The Queensland Government is selling off the following assets:
- Forestry Plantations Queensland
- Port of Brisbane
- Queensland Motorways Limited
- Abbot Point Coal Terminal, near Bowen
- Queensland Rail’s coal transport business and assets, also looking at other commercial parts of QR
They've blamed the sale on the "worst global recession in 70 years" which the Bligh Government say has reduced Queensland’s income by $15 billion over four years. However the debt situation had nothing to do with the so-called recession. The $74 billion Queensland is in debt, is more than all the other States put together.
Here's Opposition leader John-Paul Langbroek open letter to Bligh:
- "When readers opened the newspaper yesterday to find Premier Anna Bligh's personal explanation of why the State Government is about to sell-off Queensland's assets, they had every right to ask why she failed to put pen to paper, only eight months ago, to outline her case for privatisation ahead of the state election.
After all, it was known then that Queensland had lost its cherished AAA credit rating; it was known then that Queensland was in record debt; and it was known then that our economic bottom line had been hit by a downturn, coupled with the Government's failure to bank money in the boom times to help get through the tough times.
But the Government assured Queenslanders its policies were all fully costed with not so much as a hint that assets would go in a fire-sale. The Premier claims she has to make tough decisions. But leadership isn't about being tough; it's about being tough and honest. Privatisation in Queensland isn't just an economic debate. It is also a truth debate and the two issues cannot be separated.

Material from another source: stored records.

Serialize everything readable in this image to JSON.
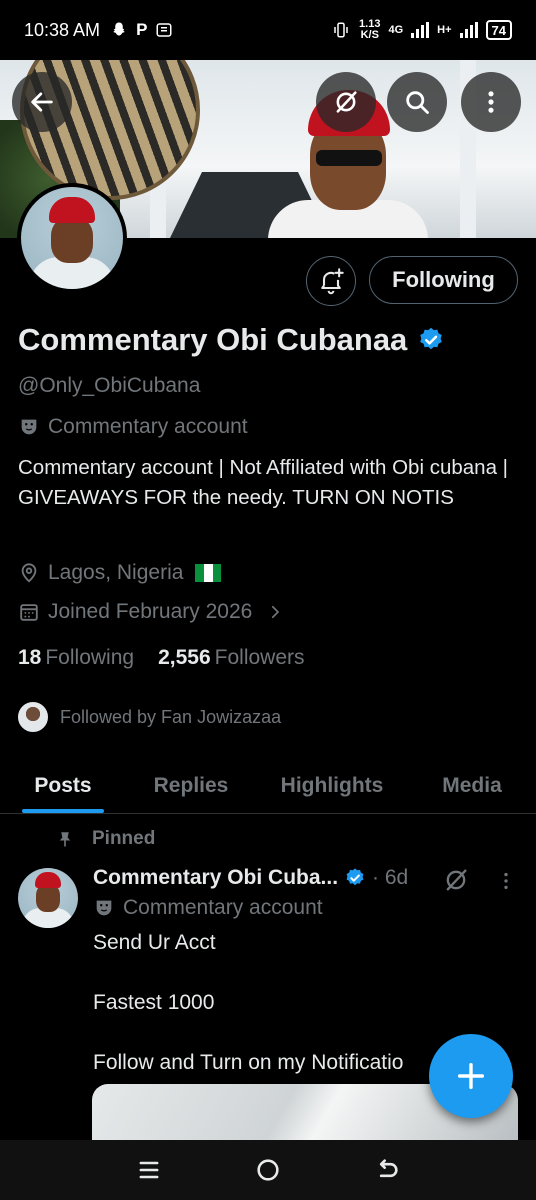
{
  "status_bar": {
    "time": "10:38 AM",
    "app_icons": [
      "snapchat-icon",
      "p-icon",
      "messages-icon"
    ],
    "net_speed": "1.13",
    "net_unit": "K/S",
    "network_4g": "4G",
    "network_h": "H+",
    "battery": "74"
  },
  "banner": {
    "actions": [
      "back-icon",
      "grok-icon",
      "search-icon",
      "more-icon"
    ]
  },
  "profile": {
    "display_name": "Commentary Obi Cubanaa",
    "handle": "@Only_ObiCubana",
    "account_label": "Commentary account",
    "bio": "Commentary account | Not Affiliated with Obi cubana | GIVEAWAYS FOR the needy. TURN ON NOTIS",
    "location": "Lagos, Nigeria",
    "joined": "Joined February 2026",
    "following_count": "18",
    "following_label": "Following",
    "followers_count": "2,556",
    "followers_label": "Followers",
    "followed_by": "Followed by Fan Jowizazaa",
    "follow_button": "Following",
    "verified_color": "#1d9bf0"
  },
  "tabs": [
    {
      "label": "Posts",
      "active": true
    },
    {
      "label": "Replies",
      "active": false
    },
    {
      "label": "Highlights",
      "active": false
    },
    {
      "label": "Media",
      "active": false
    }
  ],
  "post": {
    "pinned_label": "Pinned",
    "author": "Commentary Obi Cuba...",
    "time": "· 6d",
    "account_label": "Commentary account",
    "body": "Send Ur Acct\n\nFastest 1000\n\nFollow and Turn on my Notificatio"
  },
  "colors": {
    "accent": "#1d9bf0",
    "text_primary": "#e7e9ea",
    "text_secondary": "#71767b",
    "background": "#000000"
  }
}
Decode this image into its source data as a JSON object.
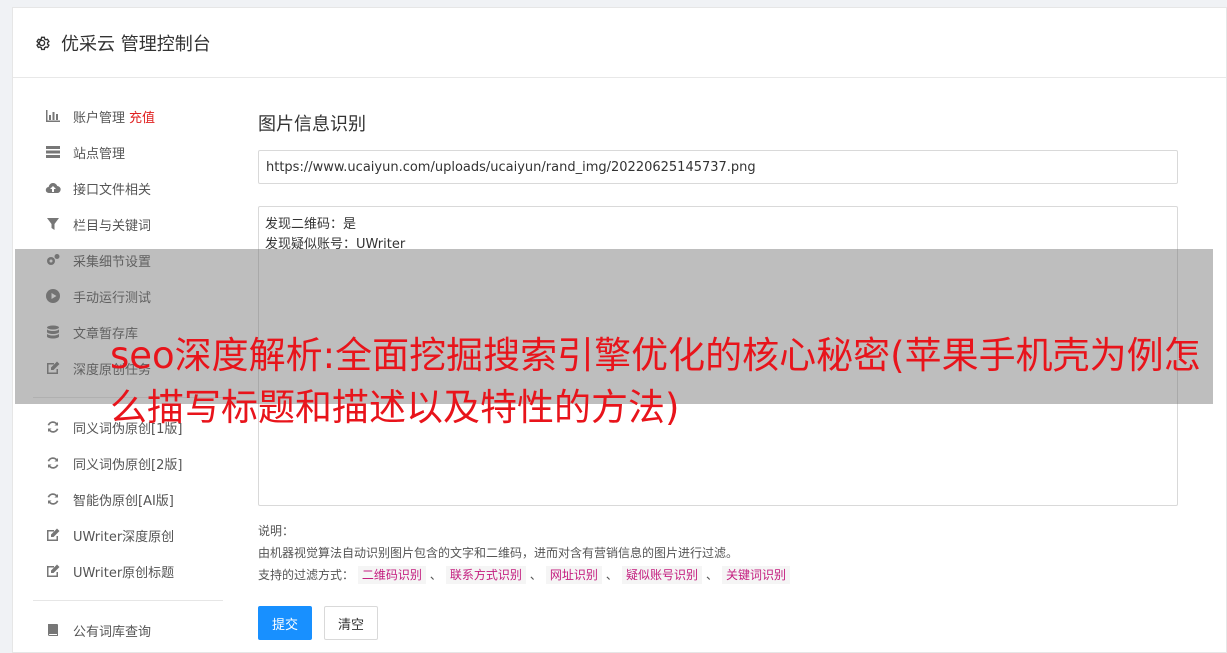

Taxpayers own these assets and are therefore the shareholders. In any model business, a board and its chairperson who offer themselves for re-election, in this case the Government and the Premier, have a corporate duty to provide shareholders upfront with honest financial data and honest financial plans before any ballot. Before more privatisation, sound economic debate surely demands frank analysis of the consequences of recent State Government decisions to privatise other assets.
The Premier points to a decision, 17 years ago, by the federal government to sell Qantas as a model for privatisation.
She does not point to the more appropriate comparison that would be how the State Government privatised the retail arms of Energex and Ergon in 2006, overseen by Bligh while she was Treasurer, and the consequent skyrocketing electricity bills.
No one argues that Queensland has a real problem with debt; it's a problem compounded by the loss of the AAA credit rating.
Budget projections show the Government does not plan to stop borrowing until at least 2017. By that date, even with asset fire-sales, Queensland's public debt will be more than $100 billion; approaching 50 per cent of Queensland's gross domestic product. Management of this debt is Queensland's greatest economic challenge. That debt took eight years to accrue, but in reasonable terms, even if we started today, it would take about 35 years to pay it all off.
That is the legacy this Government has left children from the boom years. If we sell the five assets Bligh has identified, and sell them at market bottom prices as proposed, the expected return is about $15 billion. However, those five assets currently return a solid income stream through tax-equivalent payments, dividends and commercial interest rates above the borrowing rate of Queensland Treasury Corporation.
Should we not be harnessing those assets, rather than throwing them away, to help pay off Labor's debt? The issue is not one of privatisation; it is one of debt. The fact is, the sale of these assets will not solve Queensland's debt problem.
Now this letter will interest you. Here's a letter from Premier Anna Bligh, sent just before the last State election to the Hermit Park Branch from the Labor Party.
What part of "no intention to privatise" did she not mean? And you wonder why her own Party is standing up to these lies.